I realize Rand is using “clash of interest” in her own peculiar, idiosyncratic sense. What she means is that it’s not really in your interest to have something unless you’re “rationally” entitled to have it, and if the market doesn’t give it to you, that means you weren’t rationally entitled to it. If you lose your job and your home because a competitor ruins your business, or if you’re plunged into poverty because of an illness, the fact that this happens means you deserved it.
In other words, the only “interests” Rand considers to be real are the ones that she agrees with. If she doesn’t think you deserve to live, then it’s not in your “interest” to continue living, as far as her philosophy is concerned. That’s why she says there are no clashes of interest in Objectivism: because the only interests whose existence it acknowledges are the interests that flow from a single mind, hers.
There had been a time when he had been required to do his best and rewarded accordingly. Now, he could expect nothing but punishment, if he tried to follow his conscience. There had been a time when he had been expected to think. Now, they did not want him to think, only to obey. They did not want him to have a conscience any longer.
Rand’s regard for “conscience” is highly selective. When Dagny’s train was stopped at a red light and the crew thought it was too dangerous to proceed, she didn’t reward them for following their consciences, she yelled at them until they obeyed her.
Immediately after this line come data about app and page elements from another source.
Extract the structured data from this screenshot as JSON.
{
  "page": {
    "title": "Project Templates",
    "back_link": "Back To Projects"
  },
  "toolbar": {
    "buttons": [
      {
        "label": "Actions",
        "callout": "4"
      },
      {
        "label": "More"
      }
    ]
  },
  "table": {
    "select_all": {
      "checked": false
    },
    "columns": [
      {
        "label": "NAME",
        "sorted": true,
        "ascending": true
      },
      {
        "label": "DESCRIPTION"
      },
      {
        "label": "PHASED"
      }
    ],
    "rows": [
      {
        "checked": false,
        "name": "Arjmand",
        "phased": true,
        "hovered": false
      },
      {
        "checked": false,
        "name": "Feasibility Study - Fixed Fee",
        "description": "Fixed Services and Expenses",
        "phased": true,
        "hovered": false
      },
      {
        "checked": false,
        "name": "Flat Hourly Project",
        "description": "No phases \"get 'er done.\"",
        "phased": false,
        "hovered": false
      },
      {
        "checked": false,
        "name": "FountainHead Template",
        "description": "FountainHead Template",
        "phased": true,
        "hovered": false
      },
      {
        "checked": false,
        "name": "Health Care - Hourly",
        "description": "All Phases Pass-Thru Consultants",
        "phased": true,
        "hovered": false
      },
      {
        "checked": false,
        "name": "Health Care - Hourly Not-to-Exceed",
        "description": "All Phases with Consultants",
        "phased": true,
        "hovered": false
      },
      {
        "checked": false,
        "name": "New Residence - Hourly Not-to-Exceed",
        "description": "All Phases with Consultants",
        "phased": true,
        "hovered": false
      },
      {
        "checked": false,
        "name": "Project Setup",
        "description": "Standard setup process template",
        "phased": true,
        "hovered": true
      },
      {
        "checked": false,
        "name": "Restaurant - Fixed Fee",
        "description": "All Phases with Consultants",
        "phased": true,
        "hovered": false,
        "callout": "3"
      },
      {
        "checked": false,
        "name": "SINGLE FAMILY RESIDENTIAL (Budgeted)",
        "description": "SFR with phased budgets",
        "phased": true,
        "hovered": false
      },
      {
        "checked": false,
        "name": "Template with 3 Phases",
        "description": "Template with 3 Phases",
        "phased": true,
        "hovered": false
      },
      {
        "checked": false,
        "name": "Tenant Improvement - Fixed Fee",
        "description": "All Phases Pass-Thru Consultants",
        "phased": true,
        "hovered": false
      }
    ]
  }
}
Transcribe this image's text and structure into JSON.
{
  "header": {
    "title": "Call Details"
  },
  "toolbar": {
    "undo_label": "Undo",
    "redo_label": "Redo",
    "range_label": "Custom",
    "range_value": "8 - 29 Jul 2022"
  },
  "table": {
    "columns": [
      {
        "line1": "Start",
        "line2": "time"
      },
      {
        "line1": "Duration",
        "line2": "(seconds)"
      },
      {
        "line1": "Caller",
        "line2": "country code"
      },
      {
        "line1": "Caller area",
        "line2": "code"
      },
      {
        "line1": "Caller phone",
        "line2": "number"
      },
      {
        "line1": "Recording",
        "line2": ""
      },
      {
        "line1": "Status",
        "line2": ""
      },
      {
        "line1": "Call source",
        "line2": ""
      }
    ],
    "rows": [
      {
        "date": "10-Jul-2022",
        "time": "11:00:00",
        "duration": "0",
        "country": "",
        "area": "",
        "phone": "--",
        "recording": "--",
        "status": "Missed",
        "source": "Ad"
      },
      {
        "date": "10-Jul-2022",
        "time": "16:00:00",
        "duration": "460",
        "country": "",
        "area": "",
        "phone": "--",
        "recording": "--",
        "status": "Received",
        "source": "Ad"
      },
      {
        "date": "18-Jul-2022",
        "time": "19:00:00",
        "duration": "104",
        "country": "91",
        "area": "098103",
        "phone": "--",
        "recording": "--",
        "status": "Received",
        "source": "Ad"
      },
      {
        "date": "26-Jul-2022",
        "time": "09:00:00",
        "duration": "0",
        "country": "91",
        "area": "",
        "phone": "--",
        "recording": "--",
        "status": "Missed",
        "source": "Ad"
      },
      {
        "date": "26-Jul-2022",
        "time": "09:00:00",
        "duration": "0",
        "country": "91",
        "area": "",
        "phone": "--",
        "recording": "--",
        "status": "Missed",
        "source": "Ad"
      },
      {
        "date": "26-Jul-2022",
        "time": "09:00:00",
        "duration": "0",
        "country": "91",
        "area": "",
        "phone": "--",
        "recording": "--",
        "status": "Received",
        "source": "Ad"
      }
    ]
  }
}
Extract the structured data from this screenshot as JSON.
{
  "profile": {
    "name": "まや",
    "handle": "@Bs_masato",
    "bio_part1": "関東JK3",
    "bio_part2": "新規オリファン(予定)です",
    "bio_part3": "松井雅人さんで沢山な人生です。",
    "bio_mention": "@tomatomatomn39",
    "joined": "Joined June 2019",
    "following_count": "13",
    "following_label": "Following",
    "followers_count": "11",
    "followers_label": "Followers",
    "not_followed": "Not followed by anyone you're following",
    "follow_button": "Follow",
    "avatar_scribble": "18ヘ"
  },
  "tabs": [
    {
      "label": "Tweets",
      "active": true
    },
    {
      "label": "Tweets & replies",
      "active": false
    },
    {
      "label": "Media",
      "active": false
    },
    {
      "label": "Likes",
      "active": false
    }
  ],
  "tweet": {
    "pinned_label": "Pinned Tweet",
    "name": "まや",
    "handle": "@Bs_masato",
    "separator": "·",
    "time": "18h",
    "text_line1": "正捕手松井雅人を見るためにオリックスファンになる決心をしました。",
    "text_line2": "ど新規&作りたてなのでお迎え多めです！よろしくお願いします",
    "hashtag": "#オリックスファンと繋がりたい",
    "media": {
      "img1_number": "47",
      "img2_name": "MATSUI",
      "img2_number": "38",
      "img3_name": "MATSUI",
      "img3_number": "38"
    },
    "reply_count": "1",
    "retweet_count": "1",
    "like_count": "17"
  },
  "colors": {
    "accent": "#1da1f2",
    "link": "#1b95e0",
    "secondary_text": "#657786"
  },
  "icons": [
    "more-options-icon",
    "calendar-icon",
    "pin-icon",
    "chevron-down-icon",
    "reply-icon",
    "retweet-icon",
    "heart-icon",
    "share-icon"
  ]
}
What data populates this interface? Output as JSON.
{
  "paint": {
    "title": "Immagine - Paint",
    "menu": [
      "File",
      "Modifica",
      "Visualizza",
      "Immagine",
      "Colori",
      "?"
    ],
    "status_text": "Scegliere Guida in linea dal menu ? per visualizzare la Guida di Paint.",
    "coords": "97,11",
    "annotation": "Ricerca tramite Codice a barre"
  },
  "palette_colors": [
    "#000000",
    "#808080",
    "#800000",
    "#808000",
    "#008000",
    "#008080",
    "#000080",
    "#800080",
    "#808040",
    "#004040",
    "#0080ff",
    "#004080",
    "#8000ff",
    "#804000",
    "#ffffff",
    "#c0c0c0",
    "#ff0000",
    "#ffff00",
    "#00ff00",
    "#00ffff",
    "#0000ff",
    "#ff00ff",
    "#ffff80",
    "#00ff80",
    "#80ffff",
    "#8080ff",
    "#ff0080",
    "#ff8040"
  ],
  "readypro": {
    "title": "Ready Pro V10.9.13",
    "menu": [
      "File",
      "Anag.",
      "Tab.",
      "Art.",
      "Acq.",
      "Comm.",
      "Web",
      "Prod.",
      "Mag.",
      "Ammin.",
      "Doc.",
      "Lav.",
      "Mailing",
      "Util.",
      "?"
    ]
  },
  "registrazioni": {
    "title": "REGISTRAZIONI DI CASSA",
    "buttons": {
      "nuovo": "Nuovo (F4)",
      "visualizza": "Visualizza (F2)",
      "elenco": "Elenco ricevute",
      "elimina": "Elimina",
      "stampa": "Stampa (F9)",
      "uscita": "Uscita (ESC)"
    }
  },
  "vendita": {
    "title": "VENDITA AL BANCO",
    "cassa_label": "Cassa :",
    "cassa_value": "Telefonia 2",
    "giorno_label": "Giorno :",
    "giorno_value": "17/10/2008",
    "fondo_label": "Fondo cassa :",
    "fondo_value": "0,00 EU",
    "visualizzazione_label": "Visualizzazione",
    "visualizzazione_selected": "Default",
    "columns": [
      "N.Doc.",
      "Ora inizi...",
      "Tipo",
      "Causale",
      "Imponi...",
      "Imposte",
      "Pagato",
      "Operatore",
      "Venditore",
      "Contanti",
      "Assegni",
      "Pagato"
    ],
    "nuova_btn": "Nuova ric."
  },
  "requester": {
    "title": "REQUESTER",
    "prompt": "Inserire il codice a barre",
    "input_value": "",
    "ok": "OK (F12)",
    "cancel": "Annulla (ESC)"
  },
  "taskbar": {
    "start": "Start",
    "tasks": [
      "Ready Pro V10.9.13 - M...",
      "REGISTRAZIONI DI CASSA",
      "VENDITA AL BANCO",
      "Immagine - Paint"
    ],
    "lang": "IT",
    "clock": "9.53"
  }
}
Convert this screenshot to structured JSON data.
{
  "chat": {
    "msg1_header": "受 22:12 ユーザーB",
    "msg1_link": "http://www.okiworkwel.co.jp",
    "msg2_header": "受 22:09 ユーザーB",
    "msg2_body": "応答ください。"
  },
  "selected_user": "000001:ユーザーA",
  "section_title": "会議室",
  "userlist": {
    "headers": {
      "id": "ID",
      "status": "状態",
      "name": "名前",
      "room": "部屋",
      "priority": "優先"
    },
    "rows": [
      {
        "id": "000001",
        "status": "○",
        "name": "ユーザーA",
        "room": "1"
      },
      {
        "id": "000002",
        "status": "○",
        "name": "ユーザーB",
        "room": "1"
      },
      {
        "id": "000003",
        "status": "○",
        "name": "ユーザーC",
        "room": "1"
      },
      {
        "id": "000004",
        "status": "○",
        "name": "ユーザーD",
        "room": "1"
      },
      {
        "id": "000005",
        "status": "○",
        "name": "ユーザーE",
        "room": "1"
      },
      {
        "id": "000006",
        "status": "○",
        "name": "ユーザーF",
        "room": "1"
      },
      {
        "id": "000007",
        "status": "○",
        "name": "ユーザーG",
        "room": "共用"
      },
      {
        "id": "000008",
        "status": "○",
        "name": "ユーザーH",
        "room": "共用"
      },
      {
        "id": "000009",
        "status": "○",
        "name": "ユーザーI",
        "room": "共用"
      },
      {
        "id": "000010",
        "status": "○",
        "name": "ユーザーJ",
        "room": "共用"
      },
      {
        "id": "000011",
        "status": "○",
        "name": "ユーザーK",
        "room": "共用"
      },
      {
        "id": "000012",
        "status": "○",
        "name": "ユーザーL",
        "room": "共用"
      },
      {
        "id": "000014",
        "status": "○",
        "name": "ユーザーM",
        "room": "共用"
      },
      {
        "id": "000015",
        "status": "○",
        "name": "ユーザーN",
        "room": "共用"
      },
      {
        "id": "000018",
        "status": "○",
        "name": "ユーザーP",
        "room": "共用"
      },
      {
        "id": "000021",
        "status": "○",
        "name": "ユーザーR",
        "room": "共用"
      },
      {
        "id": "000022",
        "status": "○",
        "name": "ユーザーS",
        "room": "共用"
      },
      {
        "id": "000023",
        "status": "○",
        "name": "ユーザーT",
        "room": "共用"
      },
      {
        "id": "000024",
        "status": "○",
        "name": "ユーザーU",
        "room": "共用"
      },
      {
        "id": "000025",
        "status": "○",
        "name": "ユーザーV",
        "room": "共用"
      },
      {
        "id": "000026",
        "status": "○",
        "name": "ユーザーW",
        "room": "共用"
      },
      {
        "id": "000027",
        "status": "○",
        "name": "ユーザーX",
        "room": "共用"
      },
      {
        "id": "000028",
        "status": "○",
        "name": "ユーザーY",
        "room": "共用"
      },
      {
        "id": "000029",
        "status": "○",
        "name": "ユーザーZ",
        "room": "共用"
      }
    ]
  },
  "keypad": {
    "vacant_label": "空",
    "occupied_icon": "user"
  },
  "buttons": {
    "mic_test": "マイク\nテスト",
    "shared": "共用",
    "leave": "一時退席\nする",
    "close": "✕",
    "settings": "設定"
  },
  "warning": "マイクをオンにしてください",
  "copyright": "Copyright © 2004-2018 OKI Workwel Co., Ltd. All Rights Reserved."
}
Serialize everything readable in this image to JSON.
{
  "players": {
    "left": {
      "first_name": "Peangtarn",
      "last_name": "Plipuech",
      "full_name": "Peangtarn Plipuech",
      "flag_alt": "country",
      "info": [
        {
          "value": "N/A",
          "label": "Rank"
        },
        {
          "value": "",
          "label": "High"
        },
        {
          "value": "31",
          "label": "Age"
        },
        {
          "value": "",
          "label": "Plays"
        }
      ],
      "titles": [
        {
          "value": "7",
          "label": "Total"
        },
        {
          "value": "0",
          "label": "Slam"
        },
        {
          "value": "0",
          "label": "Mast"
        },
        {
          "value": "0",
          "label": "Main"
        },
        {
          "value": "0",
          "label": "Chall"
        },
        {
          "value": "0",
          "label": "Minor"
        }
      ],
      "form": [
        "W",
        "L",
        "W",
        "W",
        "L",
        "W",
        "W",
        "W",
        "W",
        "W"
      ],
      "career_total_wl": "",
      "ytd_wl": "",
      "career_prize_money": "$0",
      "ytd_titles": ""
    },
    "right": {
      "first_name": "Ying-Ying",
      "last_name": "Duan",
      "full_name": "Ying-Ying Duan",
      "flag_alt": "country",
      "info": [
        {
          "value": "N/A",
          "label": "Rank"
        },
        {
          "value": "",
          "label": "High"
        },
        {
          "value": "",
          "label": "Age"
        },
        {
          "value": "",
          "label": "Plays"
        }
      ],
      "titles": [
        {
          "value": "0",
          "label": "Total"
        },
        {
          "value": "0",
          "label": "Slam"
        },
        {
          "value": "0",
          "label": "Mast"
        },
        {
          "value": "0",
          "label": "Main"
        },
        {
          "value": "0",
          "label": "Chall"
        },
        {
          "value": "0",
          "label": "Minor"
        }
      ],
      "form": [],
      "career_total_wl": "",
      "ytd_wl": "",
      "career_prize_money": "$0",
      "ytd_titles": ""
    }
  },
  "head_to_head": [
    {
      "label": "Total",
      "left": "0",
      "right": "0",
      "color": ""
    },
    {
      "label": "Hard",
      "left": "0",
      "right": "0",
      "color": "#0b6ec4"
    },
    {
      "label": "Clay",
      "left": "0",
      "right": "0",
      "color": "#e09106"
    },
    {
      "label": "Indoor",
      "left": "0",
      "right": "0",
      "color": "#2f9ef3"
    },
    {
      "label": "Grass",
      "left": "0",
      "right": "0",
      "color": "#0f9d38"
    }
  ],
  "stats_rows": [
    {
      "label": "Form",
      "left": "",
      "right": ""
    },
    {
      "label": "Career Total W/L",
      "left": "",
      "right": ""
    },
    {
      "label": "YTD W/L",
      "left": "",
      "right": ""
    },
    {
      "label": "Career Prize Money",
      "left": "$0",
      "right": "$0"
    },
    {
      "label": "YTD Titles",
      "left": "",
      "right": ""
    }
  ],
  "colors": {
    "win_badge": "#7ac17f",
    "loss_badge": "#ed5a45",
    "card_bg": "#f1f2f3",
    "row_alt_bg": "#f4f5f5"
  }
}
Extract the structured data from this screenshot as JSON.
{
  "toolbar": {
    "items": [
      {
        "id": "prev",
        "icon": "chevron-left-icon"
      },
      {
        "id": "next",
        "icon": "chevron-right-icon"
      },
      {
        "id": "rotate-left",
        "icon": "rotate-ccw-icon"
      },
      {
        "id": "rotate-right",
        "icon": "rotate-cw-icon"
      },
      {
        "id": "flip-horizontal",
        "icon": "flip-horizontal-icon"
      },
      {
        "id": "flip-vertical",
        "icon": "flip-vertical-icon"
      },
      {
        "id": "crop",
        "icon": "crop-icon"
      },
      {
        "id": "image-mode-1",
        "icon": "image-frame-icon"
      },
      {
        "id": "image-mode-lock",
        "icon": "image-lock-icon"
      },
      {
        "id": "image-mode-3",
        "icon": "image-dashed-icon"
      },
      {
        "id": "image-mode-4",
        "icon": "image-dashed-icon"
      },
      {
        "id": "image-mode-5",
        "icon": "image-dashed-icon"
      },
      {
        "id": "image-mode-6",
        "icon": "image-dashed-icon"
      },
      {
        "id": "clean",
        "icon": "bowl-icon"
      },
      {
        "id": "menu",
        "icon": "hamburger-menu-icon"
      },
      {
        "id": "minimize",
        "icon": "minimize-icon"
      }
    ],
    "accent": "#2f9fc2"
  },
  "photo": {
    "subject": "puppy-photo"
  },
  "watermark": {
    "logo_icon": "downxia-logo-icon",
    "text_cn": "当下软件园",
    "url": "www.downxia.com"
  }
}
And don’t forget, Rand also thinks conscience should be thrown on the trash heap if it tempts you to feel pity for lesser mortals.
The coal-burning engine is duly procured and the train starts up again, heading for the Taggart Tunnel:
“See?” said Kip Chalmers triumphantly to Lester Tuck, as the wheels under their feet shuddered forward. “Fear is the only practical means to deal with people.”
We’re speeding ever closer to disaster now. Next week, we’ll see the denouement.
Other posts in this series: